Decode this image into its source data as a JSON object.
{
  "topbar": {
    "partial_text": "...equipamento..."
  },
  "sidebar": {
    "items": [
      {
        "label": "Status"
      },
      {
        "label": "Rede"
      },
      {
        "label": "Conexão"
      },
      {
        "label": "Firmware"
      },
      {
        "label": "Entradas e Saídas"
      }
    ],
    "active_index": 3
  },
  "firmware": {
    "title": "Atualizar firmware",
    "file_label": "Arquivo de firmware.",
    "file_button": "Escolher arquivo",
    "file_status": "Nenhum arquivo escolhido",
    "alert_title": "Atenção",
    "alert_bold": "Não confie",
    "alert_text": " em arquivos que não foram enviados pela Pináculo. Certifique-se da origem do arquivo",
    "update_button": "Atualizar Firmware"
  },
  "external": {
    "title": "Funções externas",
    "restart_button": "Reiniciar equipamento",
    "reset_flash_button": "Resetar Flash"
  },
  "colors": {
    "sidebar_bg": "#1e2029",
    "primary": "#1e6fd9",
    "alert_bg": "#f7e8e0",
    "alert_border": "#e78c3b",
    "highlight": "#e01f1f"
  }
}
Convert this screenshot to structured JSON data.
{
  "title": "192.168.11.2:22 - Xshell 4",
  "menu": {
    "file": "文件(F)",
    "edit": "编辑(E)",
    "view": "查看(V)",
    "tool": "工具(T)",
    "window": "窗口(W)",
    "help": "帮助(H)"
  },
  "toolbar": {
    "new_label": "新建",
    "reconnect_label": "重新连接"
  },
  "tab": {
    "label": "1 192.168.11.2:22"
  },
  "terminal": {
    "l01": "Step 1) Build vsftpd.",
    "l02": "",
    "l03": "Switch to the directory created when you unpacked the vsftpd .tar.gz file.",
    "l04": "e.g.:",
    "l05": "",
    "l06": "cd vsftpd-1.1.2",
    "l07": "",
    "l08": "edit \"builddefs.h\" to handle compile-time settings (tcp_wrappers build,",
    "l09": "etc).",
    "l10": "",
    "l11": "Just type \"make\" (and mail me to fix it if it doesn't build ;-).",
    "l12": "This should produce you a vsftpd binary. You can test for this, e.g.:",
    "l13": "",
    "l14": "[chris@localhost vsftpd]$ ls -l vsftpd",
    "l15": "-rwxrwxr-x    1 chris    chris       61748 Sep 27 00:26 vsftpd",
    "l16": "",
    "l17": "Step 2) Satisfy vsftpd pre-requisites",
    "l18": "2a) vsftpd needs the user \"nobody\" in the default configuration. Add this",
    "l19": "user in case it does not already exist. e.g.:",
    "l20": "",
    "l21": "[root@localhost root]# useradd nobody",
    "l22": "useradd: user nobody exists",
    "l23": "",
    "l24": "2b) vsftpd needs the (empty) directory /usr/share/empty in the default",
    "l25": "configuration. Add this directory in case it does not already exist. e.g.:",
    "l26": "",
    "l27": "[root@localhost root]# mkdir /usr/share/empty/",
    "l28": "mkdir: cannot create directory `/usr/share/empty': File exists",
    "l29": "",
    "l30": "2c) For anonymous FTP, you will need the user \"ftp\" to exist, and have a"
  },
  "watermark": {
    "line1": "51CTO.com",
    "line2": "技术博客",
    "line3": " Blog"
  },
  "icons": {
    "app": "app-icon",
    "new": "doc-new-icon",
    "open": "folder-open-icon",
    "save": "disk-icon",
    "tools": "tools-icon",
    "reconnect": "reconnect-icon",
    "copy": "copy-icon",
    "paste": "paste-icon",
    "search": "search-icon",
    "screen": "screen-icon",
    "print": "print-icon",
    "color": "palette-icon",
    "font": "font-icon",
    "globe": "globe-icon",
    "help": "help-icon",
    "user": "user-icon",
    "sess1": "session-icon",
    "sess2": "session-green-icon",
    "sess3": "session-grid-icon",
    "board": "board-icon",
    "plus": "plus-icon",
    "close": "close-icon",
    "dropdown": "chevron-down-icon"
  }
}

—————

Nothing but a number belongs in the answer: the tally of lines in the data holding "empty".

Answer box: 3